# About this task:
For every record below, write out an exact copy.

(Element data from apps and pages)
==============================

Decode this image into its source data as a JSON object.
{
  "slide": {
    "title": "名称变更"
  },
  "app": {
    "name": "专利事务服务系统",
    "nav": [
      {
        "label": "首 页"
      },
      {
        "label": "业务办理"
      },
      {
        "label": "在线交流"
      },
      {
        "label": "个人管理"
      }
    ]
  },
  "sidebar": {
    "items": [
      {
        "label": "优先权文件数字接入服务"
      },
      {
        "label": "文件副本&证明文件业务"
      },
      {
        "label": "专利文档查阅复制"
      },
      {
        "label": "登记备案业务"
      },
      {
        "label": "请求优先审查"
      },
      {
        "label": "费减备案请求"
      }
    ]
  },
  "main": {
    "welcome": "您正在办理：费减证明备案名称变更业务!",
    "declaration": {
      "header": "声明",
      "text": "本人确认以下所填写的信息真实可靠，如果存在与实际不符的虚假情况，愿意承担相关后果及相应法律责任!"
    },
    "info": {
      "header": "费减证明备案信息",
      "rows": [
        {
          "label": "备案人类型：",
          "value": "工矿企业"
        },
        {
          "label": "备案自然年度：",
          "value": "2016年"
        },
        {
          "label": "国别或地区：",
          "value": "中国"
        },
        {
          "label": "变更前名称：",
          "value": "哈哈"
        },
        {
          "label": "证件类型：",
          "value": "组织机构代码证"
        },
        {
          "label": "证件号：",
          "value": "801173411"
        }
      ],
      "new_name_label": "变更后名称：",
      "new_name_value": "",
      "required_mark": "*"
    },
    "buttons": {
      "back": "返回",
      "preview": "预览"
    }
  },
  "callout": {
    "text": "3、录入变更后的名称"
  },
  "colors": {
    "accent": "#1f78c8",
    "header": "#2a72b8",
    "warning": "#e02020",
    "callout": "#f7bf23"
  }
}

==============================

# Exercise output:
Decode this image into its source data as a JSON object.
{
  "slide": {
    "title": "名称变更"
  },
  "app": {
    "name": "专利事务服务系统",
    "nav": [
      {
        "label": "首 页"
      },
      {
        "label": "业务办理"
      },
      {
        "label": "在线交流"
      },
      {
        "label": "个人管理"
      }
    ]
  },
  "sidebar": {
    "items": [
      {
        "label": "优先权文件数字接入服务"
      },
      {
        "label": "文件副本&证明文件业务"
      },
      {
        "label": "专利文档查阅复制"
      },
      {
        "label": "登记备案业务"
      },
      {
        "label": "请求优先审查"
      },
      {
        "label": "费减备案请求"
      }
    ]
  },
  "main": {
    "welcome": "您正在办理：费减证明备案名称变更业务!",
    "declaration": {
      "header": "声明",
      "text": "本人确认以下所填写的信息真实可靠，如果存在与实际不符的虚假情况，愿意承担相关后果及相应法律责任!"
    },
    "info": {
      "header": "费减证明备案信息",
      "rows": [
        {
          "label": "备案人类型：",
          "value": "工矿企业"
        },
        {
          "label": "备案自然年度：",
          "value": "2016年"
        },
        {
          "label": "国别或地区：",
          "value": "中国"
        },
        {
          "label": "变更前名称：",
          "value": "哈哈"
        },
        {
          "label": "证件类型：",
          "value": "组织机构代码证"
        },
        {
          "label": "证件号：",
          "value": "801173411"
        }
      ],
      "new_name_label": "变更后名称：",
      "new_name_value": "",
      "required_mark": "*"
    },
    "buttons": {
      "back": "返回",
      "preview": "预览"
    }
  },
  "callout": {
    "text": "3、录入变更后的名称"
  },
  "colors": {
    "accent": "#1f78c8",
    "header": "#2a72b8",
    "warning": "#e02020",
    "callout": "#f7bf23"
  }
}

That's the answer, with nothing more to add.